March 22, 2010
Hot Spots: First Base, Third Base, and Designated Hitter
* = Range at primary fielding position
Adam Lind’s 2009 slash line of .305/.370/.562 2009 was Toronto’s best ever full-time DH OPS. Alex Rios’s departure has opened up an OF spot for Lind, despite his stonework glove. This puts top offensive prospect Travis Snider in the DH picture, but Snider’s spring hitting has made that picture increasingly dim.
Snider exploded to hit 3 HRs in 2 days this weekend, but even that wasn’t enough for Cito Gaston to confirm his spot on the Opening Day roster, let alone as the starting DH. That could be because Snider was only hitting .200 before that outburst, and is showing a 70% contact rate. Instead, starting honors could go to Randy Ruiz, who hit .313/.385/.635 in 130 PAs last season, which including an elevated 30% strikeout and 45% hit rates, along with an unsustainable 31.3% HR/FB rate. Though he’s hit well against Triple-A pitching, PECOTA sees those numbers and doesn’t see Ruiz coming anywhere near his 2009 MLB production, not even in his 90th percentile.
After Lind and Ruiz, the Toronto DH pickings are mighty slim. Lyle Overbay’s decreasing ABs against lefties have improved his offensive ratios, but he’s already slotted for 1B and can’t platoon with Ruiz. Vernon Wells’ fluctuating hit and contact rates have led to his inconsistent recent performance, and he’ll need to hit above his 70th PECOTA percentile to be a decent DH option. Snider and Lind remain the best long-term fantasy DH options, but only Lind is a lock for enough playing time to be a good draft day bet in standard leagues; keeper owners will want to stash Snider away.

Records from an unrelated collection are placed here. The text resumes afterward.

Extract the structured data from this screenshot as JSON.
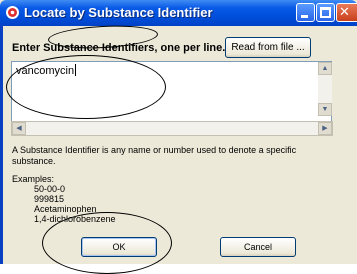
{
  "window": {
    "title": "Locate by Substance Identifier"
  },
  "colors": {
    "titlebar": "#0050dd",
    "face": "#ece9d8",
    "button_border": "#003c74",
    "close_button": "#c8401c"
  },
  "icons": {
    "app": "app-icon",
    "minimize": "minimize-icon",
    "maximize": "maximize-icon",
    "close": "close-icon"
  },
  "form": {
    "prompt": "Enter Substance Identifiers, one per line.",
    "read_file_label": "Read from file ...",
    "identifiers_value": "vancomycin"
  },
  "help": {
    "description": "A Substance Identifier is any name or number used to denote a specific substance.",
    "examples_label": "Examples:",
    "examples": [
      "50-00-0",
      "999815",
      "Acetaminophen",
      "1,4-dichlorobenzene"
    ]
  },
  "buttons": {
    "ok": "OK",
    "cancel": "Cancel"
  }
}
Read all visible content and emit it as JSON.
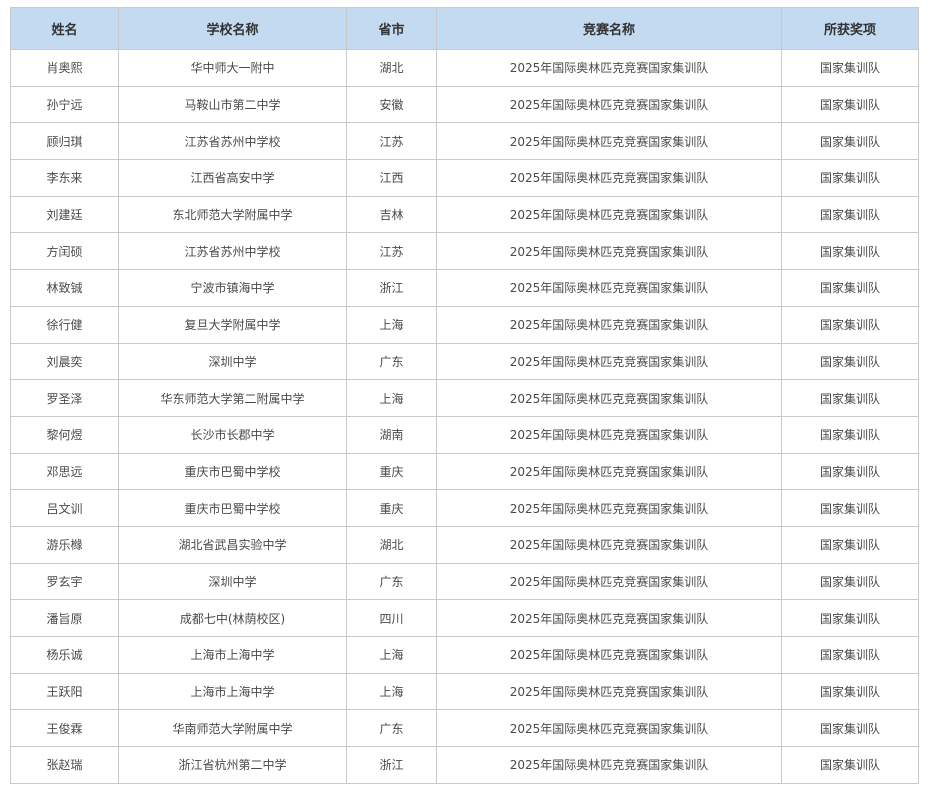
{
  "table": {
    "headers": [
      "姓名",
      "学校名称",
      "省市",
      "竞赛名称",
      "所获奖项"
    ],
    "rows": [
      [
        "肖奥熙",
        "华中师大一附中",
        "湖北",
        "2025年国际奥林匹克竞赛国家集训队",
        "国家集训队"
      ],
      [
        "孙宁远",
        "马鞍山市第二中学",
        "安徽",
        "2025年国际奥林匹克竞赛国家集训队",
        "国家集训队"
      ],
      [
        "顾归琪",
        "江苏省苏州中学校",
        "江苏",
        "2025年国际奥林匹克竞赛国家集训队",
        "国家集训队"
      ],
      [
        "李东来",
        "江西省高安中学",
        "江西",
        "2025年国际奥林匹克竞赛国家集训队",
        "国家集训队"
      ],
      [
        "刘建廷",
        "东北师范大学附属中学",
        "吉林",
        "2025年国际奥林匹克竞赛国家集训队",
        "国家集训队"
      ],
      [
        "方闰硕",
        "江苏省苏州中学校",
        "江苏",
        "2025年国际奥林匹克竞赛国家集训队",
        "国家集训队"
      ],
      [
        "林致铖",
        "宁波市镇海中学",
        "浙江",
        "2025年国际奥林匹克竞赛国家集训队",
        "国家集训队"
      ],
      [
        "徐行健",
        "复旦大学附属中学",
        "上海",
        "2025年国际奥林匹克竞赛国家集训队",
        "国家集训队"
      ],
      [
        "刘晨奕",
        "深圳中学",
        "广东",
        "2025年国际奥林匹克竞赛国家集训队",
        "国家集训队"
      ],
      [
        "罗圣泽",
        "华东师范大学第二附属中学",
        "上海",
        "2025年国际奥林匹克竞赛国家集训队",
        "国家集训队"
      ],
      [
        "黎何煜",
        "长沙市长郡中学",
        "湖南",
        "2025年国际奥林匹克竞赛国家集训队",
        "国家集训队"
      ],
      [
        "邓思远",
        "重庆市巴蜀中学校",
        "重庆",
        "2025年国际奥林匹克竞赛国家集训队",
        "国家集训队"
      ],
      [
        "吕文训",
        "重庆市巴蜀中学校",
        "重庆",
        "2025年国际奥林匹克竞赛国家集训队",
        "国家集训队"
      ],
      [
        "游乐橼",
        "湖北省武昌实验中学",
        "湖北",
        "2025年国际奥林匹克竞赛国家集训队",
        "国家集训队"
      ],
      [
        "罗玄宇",
        "深圳中学",
        "广东",
        "2025年国际奥林匹克竞赛国家集训队",
        "国家集训队"
      ],
      [
        "潘旨原",
        "成都七中(林荫校区)",
        "四川",
        "2025年国际奥林匹克竞赛国家集训队",
        "国家集训队"
      ],
      [
        "杨乐诚",
        "上海市上海中学",
        "上海",
        "2025年国际奥林匹克竞赛国家集训队",
        "国家集训队"
      ],
      [
        "王跃阳",
        "上海市上海中学",
        "上海",
        "2025年国际奥林匹克竞赛国家集训队",
        "国家集训队"
      ],
      [
        "王俊霖",
        "华南师范大学附属中学",
        "广东",
        "2025年国际奥林匹克竞赛国家集训队",
        "国家集训队"
      ],
      [
        "张赵瑞",
        "浙江省杭州第二中学",
        "浙江",
        "2025年国际奥林匹克竞赛国家集训队",
        "国家集训队"
      ]
    ]
  },
  "colors": {
    "header_background": "#c3daf0",
    "border": "#c9c9c9",
    "header_text": "#333333",
    "body_text": "#4a4a4a"
  }
}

Milwaukee’s enjoyed small-market success by building from within, and Mat Gamel should be the next farm-team star. Last season, he had the perfect chance to shine after Bill Hall staggered out of the gate, but Gamel couldn’t capitalize, turning in an awful 42% strikeout rate and a .242 average. His .288 TAv hinted at his potential, however, so the Crew hoped he’d compete with Casey McGehee for the 3B spot in spring training.
Instead, Gamels’ torn lat muscle will leave him off the Opening Day roster, giving the job to Rookie of the Year candidate McGehee, who finished 2009 with a .305 TAv despite knee tendinitis. Offseason arthroscopic knee surgery made McGehee healthy, but it’s not likely he’ll put up numbers like he did in 2009. Though McGehee’s walk and strikeout rates matched his minor-league averages, his power production didn’t—his best SLG down on the farm was .429. And in the second half, McGehee slugged just .469. PECOTA sees him slipping back below peer average, but he only needs to reach his 60th percentile to exceed that average.
Gamel will be waiting in Triple-A if McGehee struggles, and the increased work should help solidify his skills. Craig Counsell is valuable to the Crew for his veteran presence and versatility, but he’s really only a good fantasy play at shortstop. McGehee will have a fairly short leash once Gamel is healthy, but should give you a decent batting average without last year’s power.
Needing a power-hitting first baseman, the Giants settled for Aubrey Huff after failing to sign Adam LaRoche. Huff, however, is a lefty “in a park that swallows left-handed hitters not named Barry Bonds whole,” as HEATER team expert Paul Bugala puts it. Additionally, Huff struggles to hit for power against southpaws, with a career 72-point platoon split in SLG that undercuts the power he’s supposed to bring.
The other 1B candidates’ Scoresheet splits show they can’t hit lefties, either—and Travis Ishikawa can’t hit anyone for power. Shifting lefty-mashing Posey to 1B makes little sense for his catching development, but swinging the bat rather than ride the pine will help his hitting. Based on Posey’s spring-training performance, Bugala sees Posey getting ABs in a double switch or occasional start at 1B.
The playing time will help Posey’s value more than the qualification, just as Pablo Sandoval’s 1B qualification shouldn’t change where you’ll play him. Eventually, Bugala sees John Bowker in a 1B platoon with Huff if Bowker can handle big-league lefties the way he did at Triple-A. Huff may not even succeed against righties, having slugged over .450 against them once in the past three seasons: in 2008, when a spike in fly ball and HR rate gave him his second-best SLG and HR production ever. PECOTA doesn’t foresee productive ratios for Huff no matter who he’s facing, giving him until his 70th percentile to get above peer average. Huff will have decent value in NL-only leagues, but remains a fringy option in all but the deepest mixed leagues.